On Friday afternoon one of the companies, Silent Circle, posted further explanation of its argument. Basically it comes down to this: While it may be possible to encrypt the contents of e-mail to prevent someone else from reading it, there is no way for an e-mail provider to secure the information about who is communicating with whom. Over the past few months it has become clear that this information may be as desirable as the content of the messages themselves.
This has always been a potential vulnerability with e-mail, but one that was difficult to exploit until relatively recently, wrote Louis Kowolowski, SIlent Circle’s technical operations manager, on the company’s blog:
In the past, securing the body of the message was sufficient. The tools and techniques used for snooping were not on a large enough scale to allow the metadata to be useful. With the tapping of backbone internet providers, interested parties can now see all traffic on the internet. The days where it was possible for two people to have a truly private conversation over e-mail, if they ever existed, are long over.
There are two technical issues that lead to this insecurity. The first is that encrypted messages are sent by the recipient and the sender exchanging encryption keys–tools that scramble a message and allow only the intended recipient to unscramble it. To do this, both parties need to be online whenever a message is sent. This is not how people use e-mail. Second, current technical standards for e-mail require that some information remain unencrypted, such as the identity of the people communicating, the time messages were sent, and the subject. “So, a PGP-encrypted message with the subject line ‘Pricing info for blasting caps’ may be sort of ridiculous,” writes Kowolowski.

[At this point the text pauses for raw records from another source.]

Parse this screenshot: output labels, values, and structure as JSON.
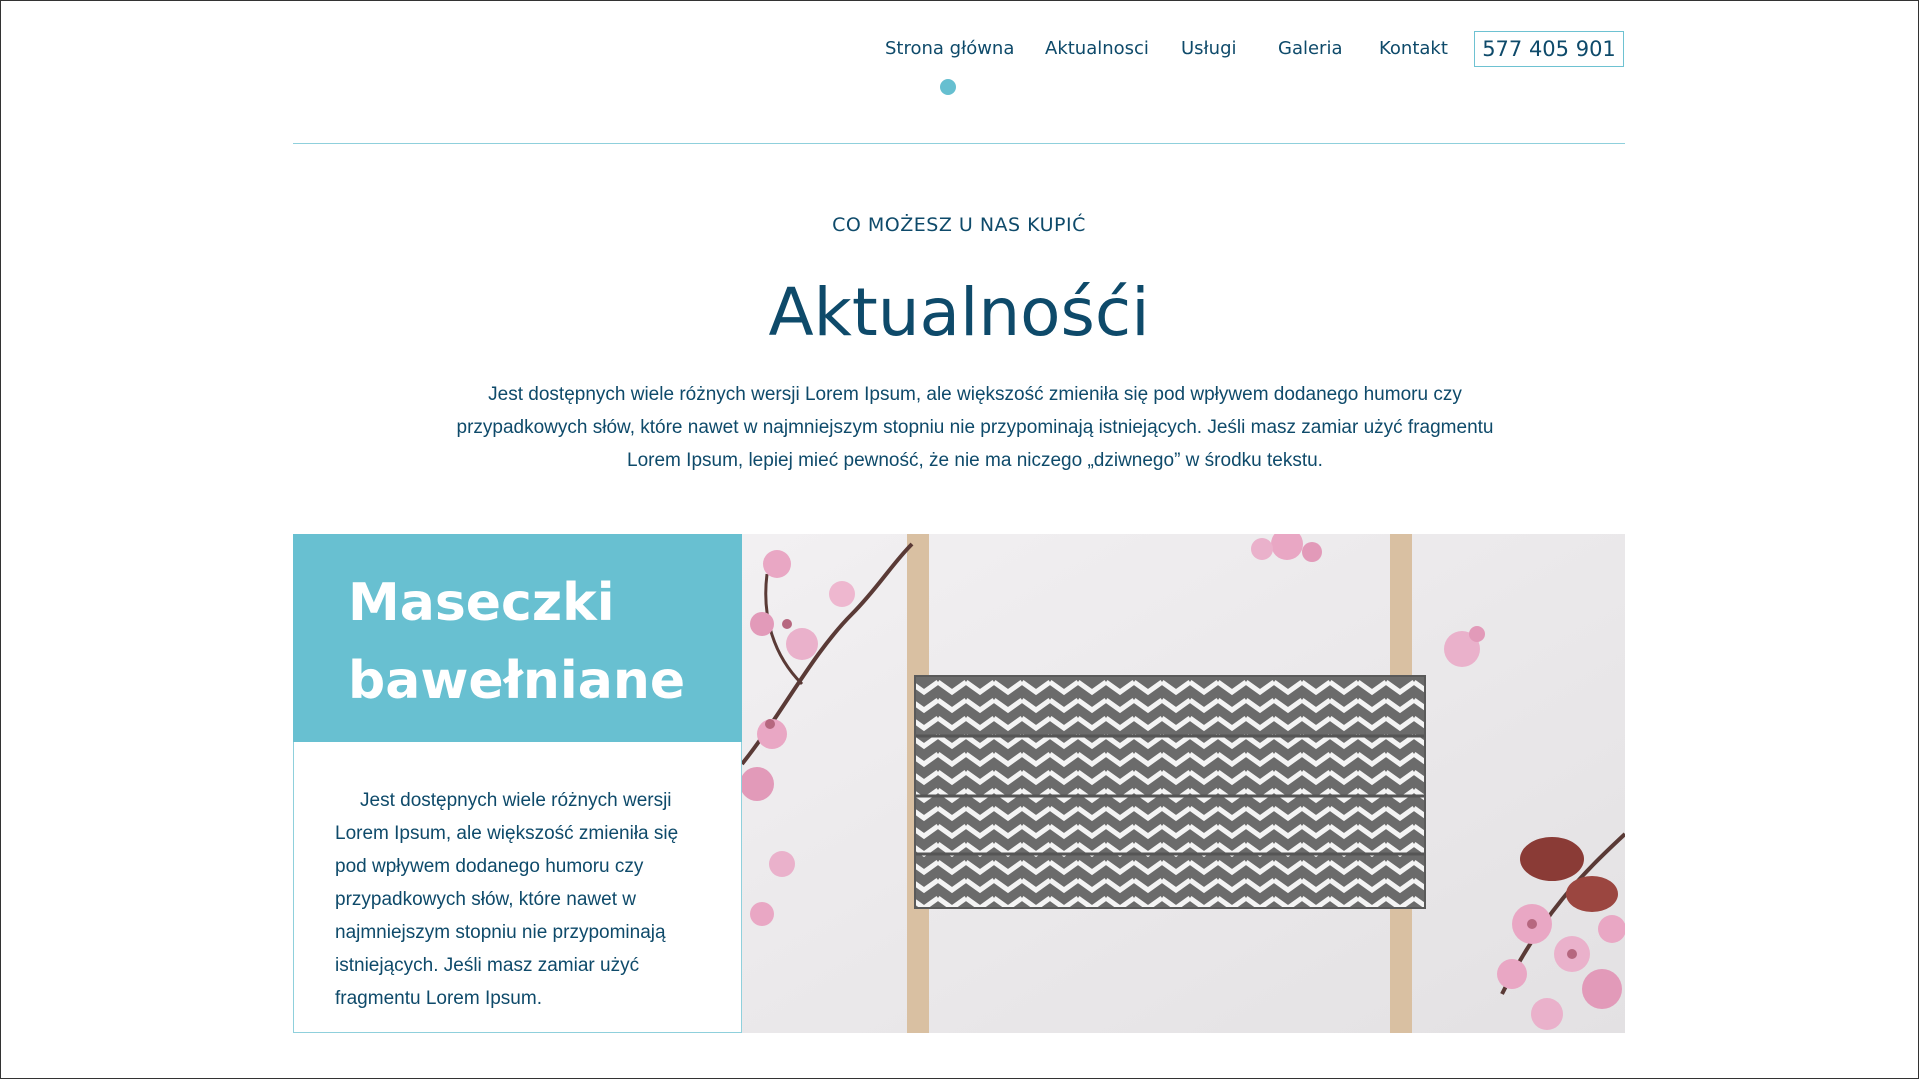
{
  "nav": {
    "items": [
      "Strona główna",
      "Aktualnosci",
      "Usługi",
      "Galeria",
      "Kontakt"
    ],
    "phone": "577 405 901",
    "active_index": 0
  },
  "intro": {
    "eyebrow": "CO MOŻESZ U NAS KUPIĆ",
    "title": "Aktualnośći",
    "text": "Jest dostępnych wiele różnych wersji Lorem Ipsum, ale większość zmieniła się pod wpływem dodanego humoru czy przypadkowych słów, które nawet w najmniejszym stopniu nie przypominają istniejących. Jeśli masz zamiar użyć fragmentu Lorem Ipsum, lepiej mieć pewność, że nie ma niczego „dziwnego” w środku tekstu."
  },
  "card": {
    "title": "Maseczki bawełniane",
    "text": "Jest dostępnych wiele różnych wersji Lorem Ipsum, ale większość zmieniła się pod wpływem dodanego humoru czy przypadkowych słów, które nawet w najmniejszym stopniu nie przypominają istniejących. Jeśli masz zamiar użyć fragmentu Lorem Ipsum."
  },
  "colors": {
    "primary_text": "#0e4a6a",
    "accent": "#68c0d1",
    "mask_gray": "#6b6b6b",
    "blossom": "#e9a7c4",
    "strap": "#d9c0a2"
  }
}
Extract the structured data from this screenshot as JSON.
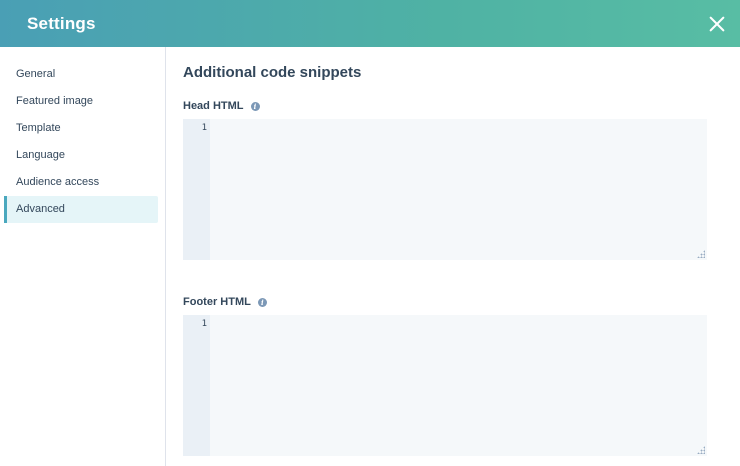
{
  "header": {
    "title": "Settings",
    "close_icon": "close-icon"
  },
  "sidebar": {
    "items": [
      {
        "label": "General",
        "active": false
      },
      {
        "label": "Featured image",
        "active": false
      },
      {
        "label": "Template",
        "active": false
      },
      {
        "label": "Language",
        "active": false
      },
      {
        "label": "Audience access",
        "active": false
      },
      {
        "label": "Advanced",
        "active": true
      }
    ]
  },
  "main": {
    "section_title": "Additional code snippets",
    "head_html": {
      "label": "Head HTML",
      "info_icon": "info-icon",
      "line_number": "1",
      "value": ""
    },
    "footer_html": {
      "label": "Footer HTML",
      "info_icon": "info-icon",
      "line_number": "1",
      "value": ""
    }
  },
  "colors": {
    "header_gradient_start": "#4a9fb5",
    "header_gradient_end": "#58bda4",
    "active_nav_bg": "#e5f5f8",
    "active_nav_border": "#4aa8be",
    "text": "#33475b",
    "editor_bg": "#f5f8fa",
    "gutter_bg": "#eaf0f6"
  }
}
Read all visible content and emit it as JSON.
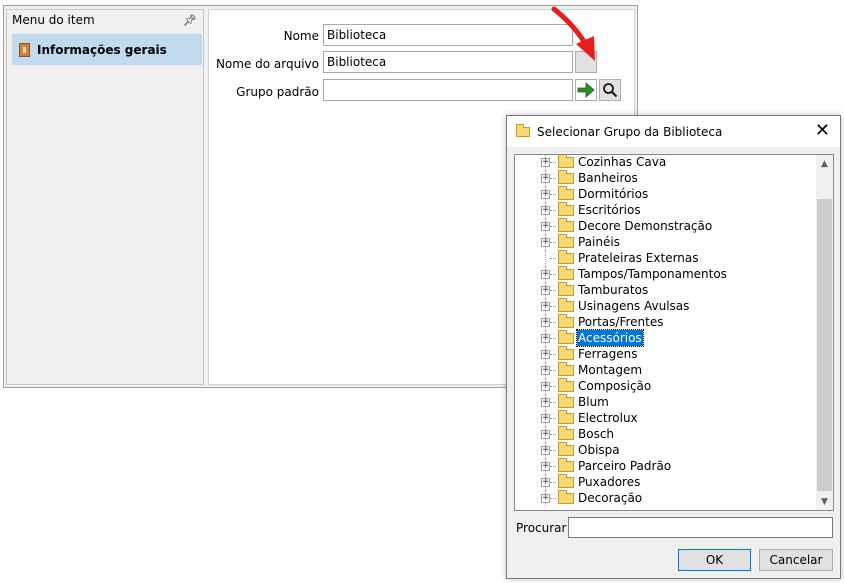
{
  "main_window": {
    "left_panel": {
      "header": "Menu do item",
      "pin_icon": "pin-icon",
      "items": [
        {
          "label": "Informações gerais",
          "icon": "info-icon"
        }
      ]
    },
    "form": {
      "name_label": "Nome",
      "name_value": "Biblioteca",
      "file_label": "Nome do arquivo",
      "file_value": "Biblioteca",
      "group_label": "Grupo padrão",
      "group_value": ""
    }
  },
  "dialog": {
    "title": "Selecionar Grupo da Biblioteca",
    "tree": [
      {
        "label": "Cozinhas Cava",
        "expandable": true
      },
      {
        "label": "Banheiros",
        "expandable": true
      },
      {
        "label": "Dormitórios",
        "expandable": true
      },
      {
        "label": "Escritórios",
        "expandable": true
      },
      {
        "label": "Decore Demonstração",
        "expandable": true
      },
      {
        "label": "Painéis",
        "expandable": true
      },
      {
        "label": "Prateleiras Externas",
        "expandable": false
      },
      {
        "label": "Tampos/Tamponamentos",
        "expandable": true
      },
      {
        "label": "Tamburatos",
        "expandable": true
      },
      {
        "label": "Usinagens Avulsas",
        "expandable": true
      },
      {
        "label": "Portas/Frentes",
        "expandable": true
      },
      {
        "label": "Acessórios",
        "expandable": true,
        "selected": true
      },
      {
        "label": "Ferragens",
        "expandable": true
      },
      {
        "label": "Montagem",
        "expandable": true
      },
      {
        "label": "Composição",
        "expandable": true
      },
      {
        "label": "Blum",
        "expandable": true
      },
      {
        "label": "Electrolux",
        "expandable": true
      },
      {
        "label": "Bosch",
        "expandable": true
      },
      {
        "label": "Obispa",
        "expandable": true
      },
      {
        "label": "Parceiro Padrão",
        "expandable": true
      },
      {
        "label": "Puxadores",
        "expandable": true
      },
      {
        "label": "Decoração",
        "expandable": true
      }
    ],
    "search_label": "Procurar",
    "search_value": "",
    "ok_label": "OK",
    "cancel_label": "Cancelar"
  },
  "colors": {
    "selection": "#0078d7",
    "accent_arrow": "#e81e1e",
    "go_arrow": "#2e8b2e"
  }
}
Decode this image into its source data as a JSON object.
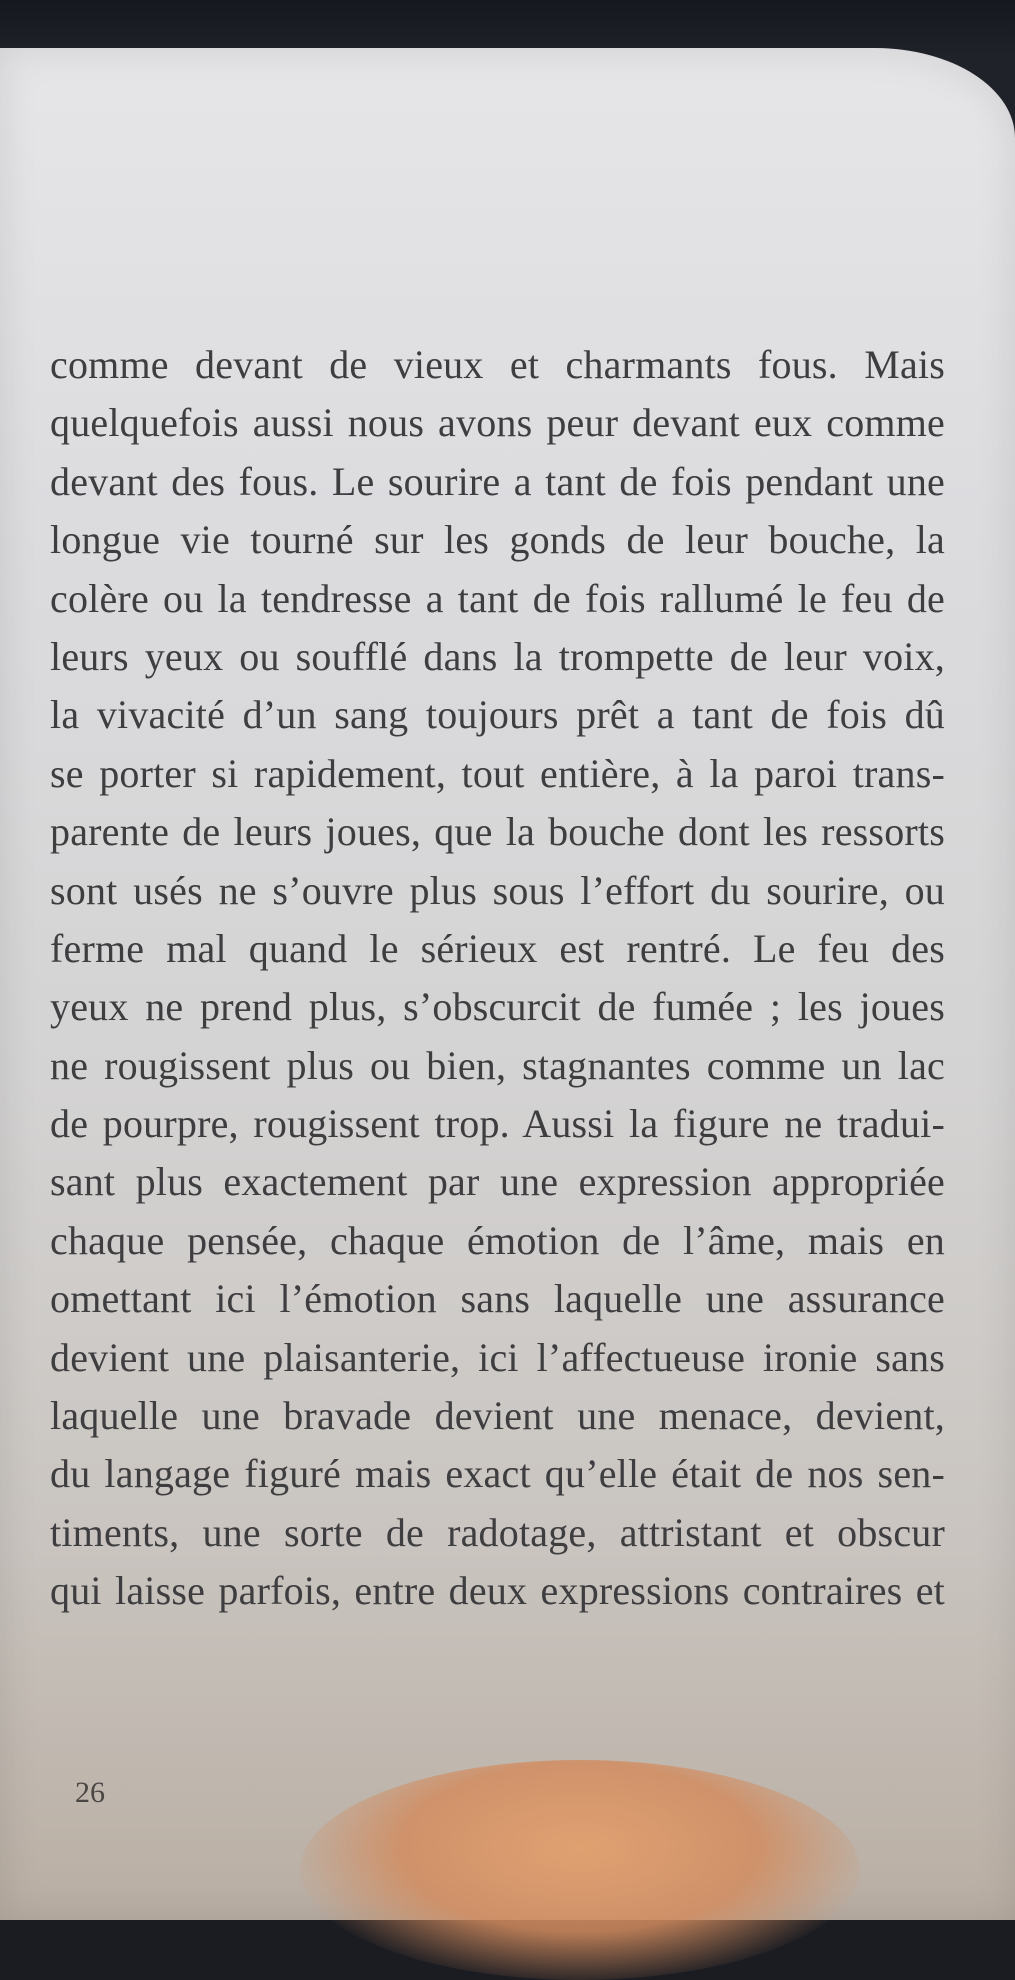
{
  "document": {
    "lines": [
      "comme devant de vieux et charmants fous. Mais",
      "quelquefois aussi nous avons peur devant eux comme",
      "devant des fous. Le sourire a tant de fois pendant une",
      "longue vie tourné sur les gonds de leur bouche, la",
      "colère ou la tendresse a tant de fois rallumé le feu de",
      "leurs yeux ou soufflé dans la trompette de leur voix,",
      "la vivacité d’un sang toujours prêt a tant de fois dû",
      "se porter si rapidement, tout entière, à la paroi trans-",
      "parente de leurs joues, que la bouche dont les ressorts",
      "sont usés ne s’ouvre plus sous l’effort du sourire, ou",
      "ferme mal quand le sérieux est rentré. Le feu des",
      "yeux ne prend plus, s’obscurcit de fumée ; les joues",
      "ne rougissent plus ou bien, stagnantes comme un lac",
      "de pourpre, rougissent trop. Aussi la figure ne tradui-",
      "sant plus exactement par une expression appropriée",
      "chaque pensée, chaque émotion de l’âme, mais en",
      "omettant ici l’émotion sans laquelle une assurance",
      "devient une plaisanterie, ici l’affectueuse ironie sans",
      "laquelle une bravade devient une menace, devient,",
      "du langage figuré mais exact qu’elle était de nos sen-",
      "timents, une sorte de radotage, attristant et obscur",
      "qui laisse parfois, entre deux expressions contraires et"
    ],
    "page_number": "26"
  }
}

There are some situations where this matters and others where it does not. E-mail can be secured if the only goal is to make sure no one can intercept sensitive information being passed along over it. One example is a company trying to protect its intellectual property. The parties aren’t worried about someone finding out they are in communication with one another. In other instances, such as activists organizing political activity, a record of who is communicating could be just as important as what they’re saying. In an analysis earlier this summer, for instance, an associate professor of sociology at Duke showed how simple information about which American dissidents were involved in which organizations during the 1700s could have led the British to Paul Revere’s door before he had a chance to ride.
There is widespread agreement among security experts that digital privacy is much more complicated in the wake of recent discloses about the National Security Agency’s surveillance practices. Some believe that the challenges will simply serve as a way to spark innovation to solve those issues. But doing so with e-mail will likely require a change in the way that all links of the e-mail chain work. A single provider can’t make its communications secure, argues Kowolowski. It would take all of them.